▶ RECORDS PROVIDED:
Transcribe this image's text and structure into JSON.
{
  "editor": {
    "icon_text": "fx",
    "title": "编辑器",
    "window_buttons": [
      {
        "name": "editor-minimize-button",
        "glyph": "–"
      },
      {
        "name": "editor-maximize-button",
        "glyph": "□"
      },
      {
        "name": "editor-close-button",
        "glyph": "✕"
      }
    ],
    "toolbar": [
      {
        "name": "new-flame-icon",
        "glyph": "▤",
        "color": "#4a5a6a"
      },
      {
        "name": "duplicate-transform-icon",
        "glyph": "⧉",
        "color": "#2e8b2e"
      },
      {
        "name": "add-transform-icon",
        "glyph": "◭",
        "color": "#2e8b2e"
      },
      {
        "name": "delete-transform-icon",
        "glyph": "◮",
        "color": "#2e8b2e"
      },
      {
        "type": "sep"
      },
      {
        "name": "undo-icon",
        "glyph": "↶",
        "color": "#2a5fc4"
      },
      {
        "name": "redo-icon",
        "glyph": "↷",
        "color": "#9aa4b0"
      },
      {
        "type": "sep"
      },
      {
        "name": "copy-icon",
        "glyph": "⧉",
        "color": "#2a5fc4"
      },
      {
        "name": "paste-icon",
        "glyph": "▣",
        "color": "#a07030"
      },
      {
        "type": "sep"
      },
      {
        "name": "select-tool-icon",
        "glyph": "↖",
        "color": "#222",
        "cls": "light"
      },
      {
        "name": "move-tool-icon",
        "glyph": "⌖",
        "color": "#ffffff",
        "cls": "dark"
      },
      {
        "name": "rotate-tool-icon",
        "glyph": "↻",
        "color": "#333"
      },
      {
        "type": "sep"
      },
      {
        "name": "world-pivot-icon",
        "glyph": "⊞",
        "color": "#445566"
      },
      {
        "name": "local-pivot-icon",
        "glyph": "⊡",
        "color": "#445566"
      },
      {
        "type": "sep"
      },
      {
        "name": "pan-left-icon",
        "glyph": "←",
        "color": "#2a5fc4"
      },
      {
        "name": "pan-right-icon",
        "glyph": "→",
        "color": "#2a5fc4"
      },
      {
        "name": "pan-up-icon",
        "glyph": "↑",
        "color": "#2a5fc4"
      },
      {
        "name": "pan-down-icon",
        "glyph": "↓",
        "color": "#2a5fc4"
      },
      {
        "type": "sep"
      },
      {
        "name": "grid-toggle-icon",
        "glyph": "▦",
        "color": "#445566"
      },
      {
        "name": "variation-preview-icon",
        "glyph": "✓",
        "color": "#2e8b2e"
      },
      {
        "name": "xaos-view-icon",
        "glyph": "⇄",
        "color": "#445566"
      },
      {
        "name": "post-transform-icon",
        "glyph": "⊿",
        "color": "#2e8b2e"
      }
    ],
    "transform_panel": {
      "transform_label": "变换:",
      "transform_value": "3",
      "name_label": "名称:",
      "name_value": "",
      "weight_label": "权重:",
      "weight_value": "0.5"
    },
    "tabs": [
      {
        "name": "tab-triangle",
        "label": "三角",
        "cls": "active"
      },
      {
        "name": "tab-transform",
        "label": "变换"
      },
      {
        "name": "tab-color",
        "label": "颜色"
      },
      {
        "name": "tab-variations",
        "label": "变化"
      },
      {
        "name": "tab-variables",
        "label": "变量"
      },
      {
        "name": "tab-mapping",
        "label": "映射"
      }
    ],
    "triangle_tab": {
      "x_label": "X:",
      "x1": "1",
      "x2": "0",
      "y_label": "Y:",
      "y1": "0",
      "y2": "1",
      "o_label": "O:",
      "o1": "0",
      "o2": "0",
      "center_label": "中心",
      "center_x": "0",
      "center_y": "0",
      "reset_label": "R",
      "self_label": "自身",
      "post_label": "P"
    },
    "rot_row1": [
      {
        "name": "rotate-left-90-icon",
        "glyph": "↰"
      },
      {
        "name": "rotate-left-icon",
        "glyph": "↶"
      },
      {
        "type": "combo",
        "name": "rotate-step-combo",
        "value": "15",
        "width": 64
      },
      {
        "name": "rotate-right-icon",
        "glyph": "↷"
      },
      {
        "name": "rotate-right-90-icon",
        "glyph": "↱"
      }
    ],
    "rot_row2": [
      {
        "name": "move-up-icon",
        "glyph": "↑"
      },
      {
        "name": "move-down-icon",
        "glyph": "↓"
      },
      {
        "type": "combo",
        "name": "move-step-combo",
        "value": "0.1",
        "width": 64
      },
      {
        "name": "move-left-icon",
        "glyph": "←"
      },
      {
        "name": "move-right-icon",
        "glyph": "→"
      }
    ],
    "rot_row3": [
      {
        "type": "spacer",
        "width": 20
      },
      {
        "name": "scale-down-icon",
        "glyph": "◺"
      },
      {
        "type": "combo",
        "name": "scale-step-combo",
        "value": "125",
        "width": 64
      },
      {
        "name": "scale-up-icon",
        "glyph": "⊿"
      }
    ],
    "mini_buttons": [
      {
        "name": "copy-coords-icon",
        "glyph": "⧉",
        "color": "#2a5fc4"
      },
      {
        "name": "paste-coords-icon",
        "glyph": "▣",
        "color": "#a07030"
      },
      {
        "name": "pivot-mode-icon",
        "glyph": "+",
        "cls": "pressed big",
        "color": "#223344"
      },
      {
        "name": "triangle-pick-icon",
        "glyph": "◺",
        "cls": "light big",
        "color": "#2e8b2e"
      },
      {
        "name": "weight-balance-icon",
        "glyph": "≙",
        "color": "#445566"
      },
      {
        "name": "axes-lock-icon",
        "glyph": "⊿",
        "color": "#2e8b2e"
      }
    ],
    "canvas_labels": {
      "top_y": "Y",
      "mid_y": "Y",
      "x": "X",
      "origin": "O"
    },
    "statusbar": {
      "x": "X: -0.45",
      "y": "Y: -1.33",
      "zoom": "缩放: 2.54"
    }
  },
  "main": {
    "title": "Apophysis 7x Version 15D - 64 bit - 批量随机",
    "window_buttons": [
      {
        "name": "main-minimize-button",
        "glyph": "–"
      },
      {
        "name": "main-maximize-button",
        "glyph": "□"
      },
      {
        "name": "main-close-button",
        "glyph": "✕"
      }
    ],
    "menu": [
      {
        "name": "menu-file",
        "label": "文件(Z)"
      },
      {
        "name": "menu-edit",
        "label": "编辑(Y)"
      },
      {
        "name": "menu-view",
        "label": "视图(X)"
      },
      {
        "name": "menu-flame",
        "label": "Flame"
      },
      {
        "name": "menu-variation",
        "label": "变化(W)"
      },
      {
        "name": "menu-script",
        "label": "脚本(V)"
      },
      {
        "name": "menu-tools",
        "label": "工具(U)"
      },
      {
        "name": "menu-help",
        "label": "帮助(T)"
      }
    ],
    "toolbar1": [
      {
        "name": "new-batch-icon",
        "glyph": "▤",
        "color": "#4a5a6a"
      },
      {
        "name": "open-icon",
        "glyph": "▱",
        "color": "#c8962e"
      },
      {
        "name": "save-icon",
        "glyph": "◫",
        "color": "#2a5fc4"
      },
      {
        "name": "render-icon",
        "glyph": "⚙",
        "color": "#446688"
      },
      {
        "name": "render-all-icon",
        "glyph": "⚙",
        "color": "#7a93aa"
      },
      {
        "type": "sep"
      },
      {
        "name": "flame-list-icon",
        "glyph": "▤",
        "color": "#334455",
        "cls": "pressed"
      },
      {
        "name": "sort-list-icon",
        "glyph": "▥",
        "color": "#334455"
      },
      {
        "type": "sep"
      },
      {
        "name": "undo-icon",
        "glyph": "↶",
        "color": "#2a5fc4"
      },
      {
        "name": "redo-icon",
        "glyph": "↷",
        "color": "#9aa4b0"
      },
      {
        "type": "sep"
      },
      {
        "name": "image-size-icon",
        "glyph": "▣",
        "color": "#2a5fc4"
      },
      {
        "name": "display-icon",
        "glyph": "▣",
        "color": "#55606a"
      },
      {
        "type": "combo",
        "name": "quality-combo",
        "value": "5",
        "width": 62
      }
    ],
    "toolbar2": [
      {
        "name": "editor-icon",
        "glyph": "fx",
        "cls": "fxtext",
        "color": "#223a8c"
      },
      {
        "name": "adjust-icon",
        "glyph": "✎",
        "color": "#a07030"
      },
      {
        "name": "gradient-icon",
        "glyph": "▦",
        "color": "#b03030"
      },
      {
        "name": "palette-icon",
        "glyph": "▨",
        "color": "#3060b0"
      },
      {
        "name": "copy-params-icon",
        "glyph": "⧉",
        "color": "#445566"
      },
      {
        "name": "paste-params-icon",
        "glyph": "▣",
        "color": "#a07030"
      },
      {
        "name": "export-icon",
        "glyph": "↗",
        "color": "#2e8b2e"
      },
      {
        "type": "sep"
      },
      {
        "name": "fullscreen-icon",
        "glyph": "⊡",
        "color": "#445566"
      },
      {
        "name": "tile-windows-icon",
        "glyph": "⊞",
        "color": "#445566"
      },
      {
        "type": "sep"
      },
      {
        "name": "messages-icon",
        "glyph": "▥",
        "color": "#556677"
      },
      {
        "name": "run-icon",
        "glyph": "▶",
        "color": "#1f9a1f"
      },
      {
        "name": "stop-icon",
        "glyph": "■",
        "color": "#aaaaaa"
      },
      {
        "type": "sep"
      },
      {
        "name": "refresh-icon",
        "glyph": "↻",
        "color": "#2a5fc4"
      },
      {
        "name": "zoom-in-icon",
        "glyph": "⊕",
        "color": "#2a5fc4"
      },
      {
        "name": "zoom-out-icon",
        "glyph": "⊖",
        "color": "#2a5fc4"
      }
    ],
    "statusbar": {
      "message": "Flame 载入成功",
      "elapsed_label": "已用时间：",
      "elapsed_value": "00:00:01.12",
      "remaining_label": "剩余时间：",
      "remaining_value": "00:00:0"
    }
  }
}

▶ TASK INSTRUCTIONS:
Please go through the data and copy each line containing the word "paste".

▶ RESPONSE TO THE EXERCISE:
        "name": "paste-icon",
        "name": "paste-coords-icon",
        "name": "paste-params-icon",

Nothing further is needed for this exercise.